INSTRUCTIONS TO FOLLOW:
Within the records, which lines hold the string "Bator"? Report each one by copying it.
(DATA RECORDS begins)
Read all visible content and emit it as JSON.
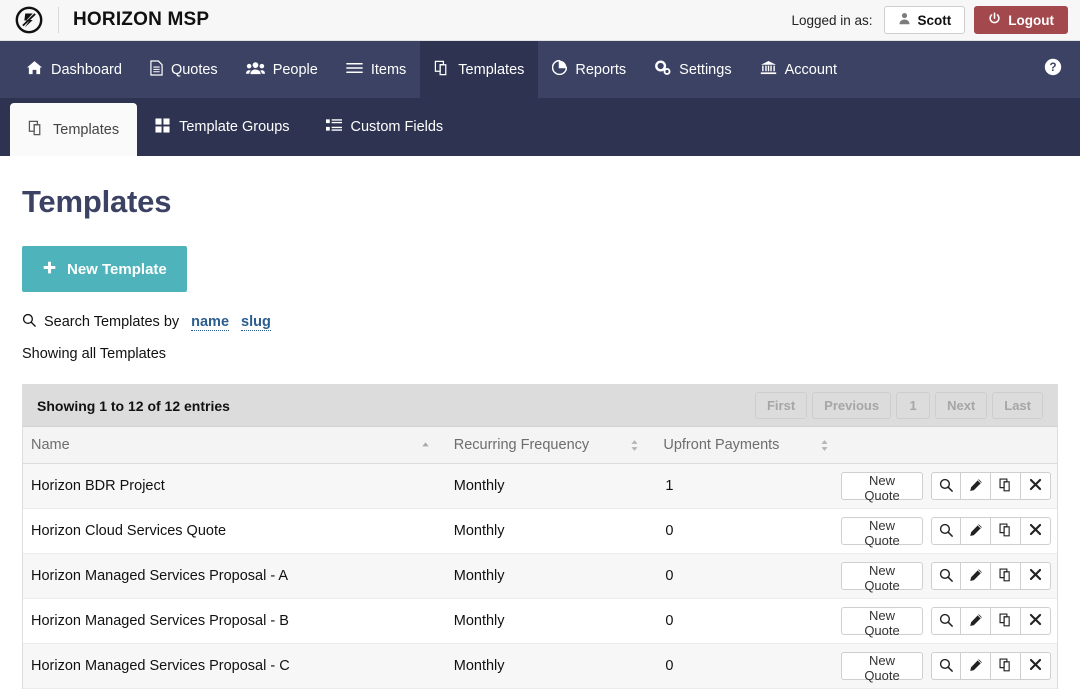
{
  "topbar": {
    "logo_icon": "horizon-circle-logo",
    "brand": "HORIZON MSP",
    "logged_in_label": "Logged in as:",
    "user_name": "Scott",
    "user_icon": "user-icon",
    "logout_label": "Logout",
    "logout_icon": "power-icon",
    "logout_color": "#a3484c"
  },
  "mainnav": {
    "background": "#3b4263",
    "active_background": "#2d3350",
    "items": [
      {
        "label": "Dashboard",
        "icon": "home-icon",
        "active": false
      },
      {
        "label": "Quotes",
        "icon": "document-icon",
        "active": false
      },
      {
        "label": "People",
        "icon": "users-icon",
        "active": false
      },
      {
        "label": "Items",
        "icon": "list-icon",
        "active": false
      },
      {
        "label": "Templates",
        "icon": "templates-icon",
        "active": true
      },
      {
        "label": "Reports",
        "icon": "pie-chart-icon",
        "active": false
      },
      {
        "label": "Settings",
        "icon": "gears-icon",
        "active": false
      },
      {
        "label": "Account",
        "icon": "bank-icon",
        "active": false
      }
    ],
    "help_icon": "help-circle-icon"
  },
  "subnav": {
    "background": "#2d3350",
    "items": [
      {
        "label": "Templates",
        "icon": "templates-icon",
        "active": true
      },
      {
        "label": "Template Groups",
        "icon": "grid-icon",
        "active": false
      },
      {
        "label": "Custom Fields",
        "icon": "list-ul-icon",
        "active": false
      }
    ]
  },
  "page": {
    "title": "Templates",
    "new_button_label": "New Template",
    "new_button_icon": "plus-icon",
    "new_button_color": "#4eb3ba",
    "search_icon": "search-icon",
    "search_prefix": "Search Templates by",
    "search_link_name": "name",
    "search_link_slug": "slug",
    "showing_all": "Showing all Templates"
  },
  "table": {
    "entries_label": "Showing 1 to 12 of 12 entries",
    "pager": [
      {
        "label": "First",
        "disabled": true
      },
      {
        "label": "Previous",
        "disabled": true
      },
      {
        "label": "1",
        "disabled": false
      },
      {
        "label": "Next",
        "disabled": true
      },
      {
        "label": "Last",
        "disabled": true
      }
    ],
    "columns": [
      {
        "label": "Name",
        "sort": "asc"
      },
      {
        "label": "Recurring Frequency",
        "sort": "none"
      },
      {
        "label": "Upfront Payments",
        "sort": "none"
      },
      {
        "label": "",
        "sort": null
      }
    ],
    "row_action_label": "New Quote",
    "row_action_icons": [
      "search-icon",
      "pencil-icon",
      "copy-icon",
      "close-x-icon"
    ],
    "rows": [
      {
        "name": "Horizon BDR Project",
        "frequency": "Monthly",
        "upfront": "1"
      },
      {
        "name": "Horizon Cloud Services Quote",
        "frequency": "Monthly",
        "upfront": "0"
      },
      {
        "name": "Horizon Managed Services Proposal - A",
        "frequency": "Monthly",
        "upfront": "0"
      },
      {
        "name": "Horizon Managed Services Proposal - B",
        "frequency": "Monthly",
        "upfront": "0"
      },
      {
        "name": "Horizon Managed Services Proposal - C",
        "frequency": "Monthly",
        "upfront": "0"
      }
    ]
  }
}
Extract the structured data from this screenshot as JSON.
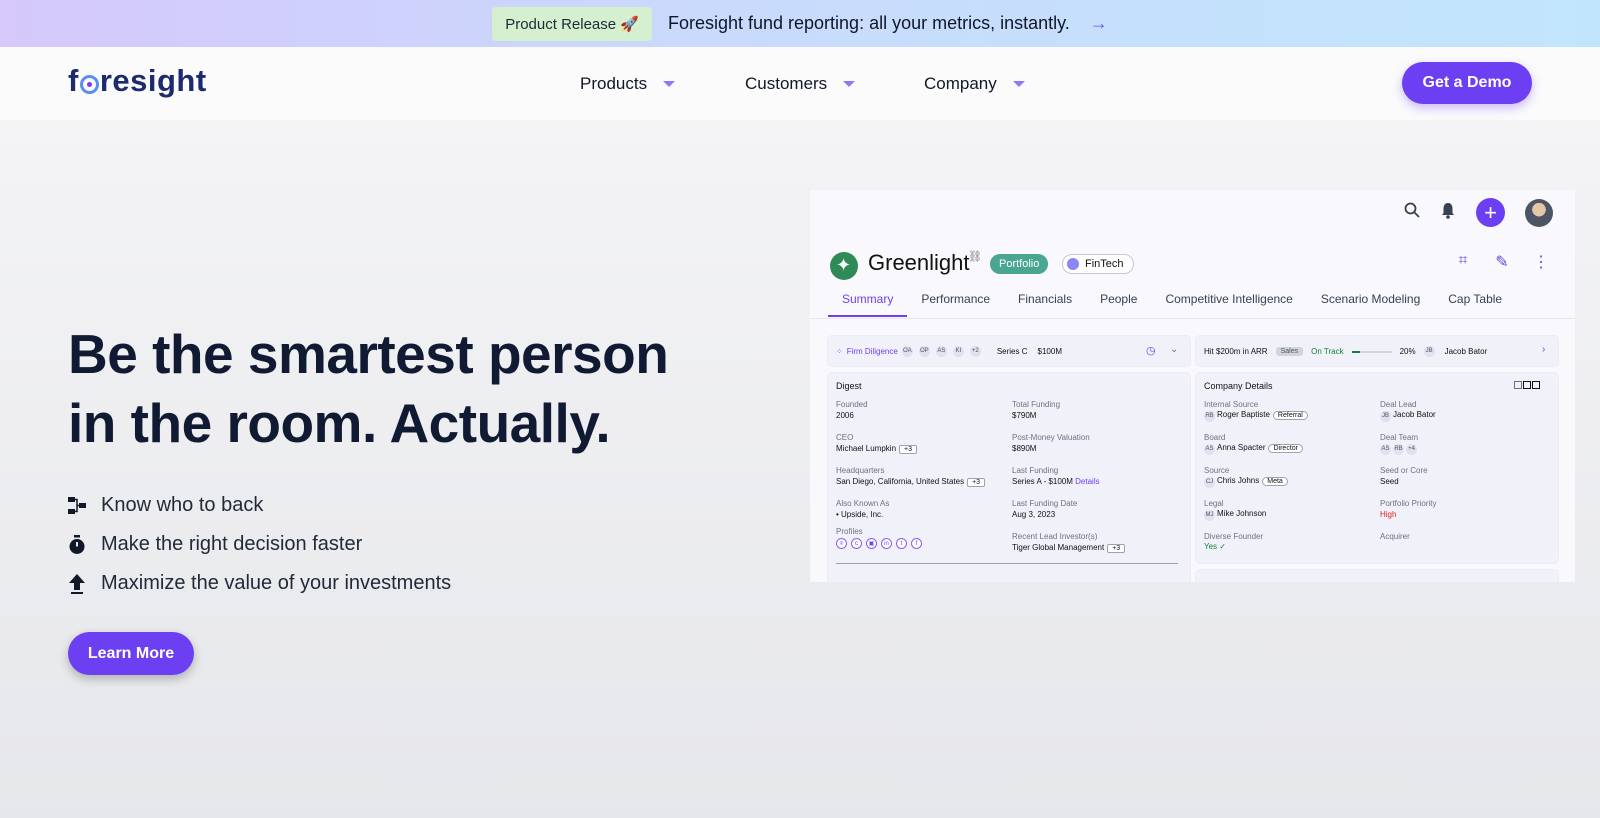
{
  "announcement": {
    "pill": "Product Release 🚀",
    "message": "Foresight fund reporting: all your metrics, instantly.",
    "arrow": "→"
  },
  "nav": {
    "logo": "foresight",
    "items": [
      {
        "label": "Products"
      },
      {
        "label": "Customers"
      },
      {
        "label": "Company"
      }
    ],
    "cta": "Get a Demo"
  },
  "hero": {
    "title_line1": "Be the smartest person",
    "title_line2": "in the room. Actually.",
    "features": [
      {
        "icon": "decision-tree-icon",
        "label": "Know who to back"
      },
      {
        "icon": "stopwatch-icon",
        "label": "Make the right decision faster"
      },
      {
        "icon": "arrow-up-icon",
        "label": "Maximize the value of your investments"
      }
    ],
    "cta": "Learn More"
  },
  "mockup": {
    "company": "Greenlight",
    "tags": {
      "portfolio": "Portfolio",
      "sector": "FinTech"
    },
    "tabs": [
      "Summary",
      "Performance",
      "Financials",
      "People",
      "Competitive Intelligence",
      "Scenario Modeling",
      "Cap Table"
    ],
    "active_tab": "Summary",
    "status_bar_left": {
      "label": "Firm Diligence",
      "initials": [
        "OA",
        "OP",
        "AS",
        "KI"
      ],
      "more": "+2",
      "series": "Series C",
      "amount": "$100M"
    },
    "status_bar_right": {
      "goal": "Hit $200m in ARR",
      "team": "Sales",
      "status": "On Track",
      "progress_percent": 20,
      "progress_label": "20%",
      "owner": "Jacob Bator",
      "owner_initials": "JB"
    },
    "digest": {
      "title": "Digest",
      "founded_label": "Founded",
      "founded": "2006",
      "ceo_label": "CEO",
      "ceo": "Michael Lumpkin",
      "ceo_more": "+3",
      "hq_label": "Headquarters",
      "hq": "San Diego, California, United States",
      "hq_more": "+3",
      "aka_label": "Also Known As",
      "aka": "• Upside, Inc.",
      "profiles_label": "Profiles",
      "total_funding_label": "Total Funding",
      "total_funding": "$790M",
      "valuation_label": "Post-Money Valuation",
      "valuation": "$890M",
      "last_funding_label": "Last Funding",
      "last_funding": "Series A - $100M",
      "last_funding_link": "Details",
      "last_funding_date_label": "Last Funding Date",
      "last_funding_date": "Aug 3, 2023",
      "lead_investor_label": "Recent Lead Investor(s)",
      "lead_investor": "Tiger Global Management",
      "lead_more": "+3"
    },
    "company_details": {
      "title": "Company Details",
      "internal_source_label": "Internal Source",
      "internal_source": "Roger Baptiste",
      "internal_source_initials": "RB",
      "internal_source_chip": "Referral",
      "board_label": "Board",
      "board": "Anna Spacter",
      "board_initials": "AS",
      "board_chip": "Director",
      "source_label": "Source",
      "source": "Chris Johns",
      "source_initials": "CJ",
      "source_chip": "Meta",
      "legal_label": "Legal",
      "legal": "Mike Johnson",
      "legal_initials": "MJ",
      "diverse_label": "Diverse Founder",
      "diverse": "Yes ✓",
      "deal_lead_label": "Deal Lead",
      "deal_lead": "Jacob Bator",
      "deal_lead_initials": "JB",
      "deal_team_label": "Deal Team",
      "deal_team_initials": [
        "AS",
        "RB"
      ],
      "deal_team_more": "+4",
      "seed_label": "Seed or Core",
      "seed": "Seed",
      "priority_label": "Portfolio Priority",
      "priority": "High",
      "acquirer_label": "Acquirer"
    }
  }
}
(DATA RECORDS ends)
RESULT OF THIS TASK:
      "owner": "Jacob Bator",
      "deal_lead": "Jacob Bator",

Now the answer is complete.